**Dataset rows for apps and sites:**
******
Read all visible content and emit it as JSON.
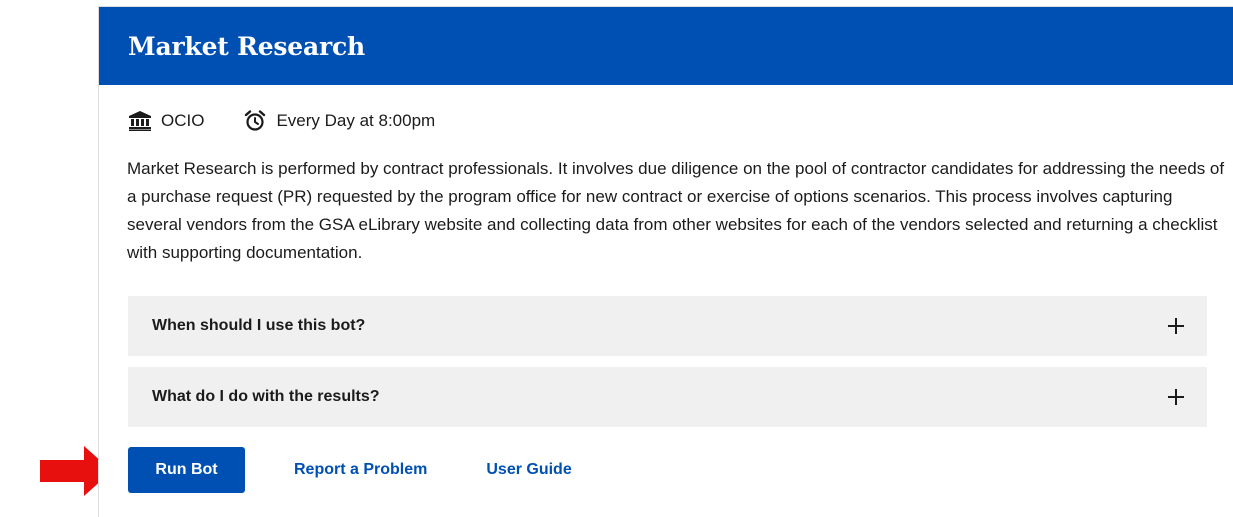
{
  "card": {
    "title": "Market Research",
    "meta": {
      "office_icon": "building-columns-icon",
      "office": "OCIO",
      "schedule_icon": "alarm-clock-icon",
      "schedule": "Every Day at 8:00pm"
    },
    "description": "Market Research is performed by contract professionals. It involves due diligence on the pool of contractor candidates for addressing the needs of a purchase request (PR) requested by the program office for new contract or exercise of options scenarios. This process involves capturing several vendors from the GSA eLibrary website and collecting data from other websites for each of the vendors selected and returning a checklist with supporting documentation.",
    "accordions": [
      {
        "label": "When should I use this bot?",
        "icon": "plus-icon"
      },
      {
        "label": "What do I do with the results?",
        "icon": "plus-icon"
      }
    ],
    "actions": {
      "run_bot": "Run Bot",
      "report_problem": "Report a Problem",
      "user_guide": "User Guide"
    }
  },
  "annotation": {
    "arrow_icon": "red-arrow-icon",
    "arrow_color": "#e8100f"
  },
  "colors": {
    "brand_blue": "#0050b3",
    "accordion_bg": "#f0f0f0",
    "text": "#1b1b1b"
  }
}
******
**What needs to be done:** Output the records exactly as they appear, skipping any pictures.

**Task response:**
Read all visible content and emit it as JSON.
{
  "card": {
    "title": "Market Research",
    "meta": {
      "office_icon": "building-columns-icon",
      "office": "OCIO",
      "schedule_icon": "alarm-clock-icon",
      "schedule": "Every Day at 8:00pm"
    },
    "description": "Market Research is performed by contract professionals. It involves due diligence on the pool of contractor candidates for addressing the needs of a purchase request (PR) requested by the program office for new contract or exercise of options scenarios. This process involves capturing several vendors from the GSA eLibrary website and collecting data from other websites for each of the vendors selected and returning a checklist with supporting documentation.",
    "accordions": [
      {
        "label": "When should I use this bot?",
        "icon": "plus-icon"
      },
      {
        "label": "What do I do with the results?",
        "icon": "plus-icon"
      }
    ],
    "actions": {
      "run_bot": "Run Bot",
      "report_problem": "Report a Problem",
      "user_guide": "User Guide"
    }
  },
  "annotation": {
    "arrow_icon": "red-arrow-icon",
    "arrow_color": "#e8100f"
  },
  "colors": {
    "brand_blue": "#0050b3",
    "accordion_bg": "#f0f0f0",
    "text": "#1b1b1b"
  }
}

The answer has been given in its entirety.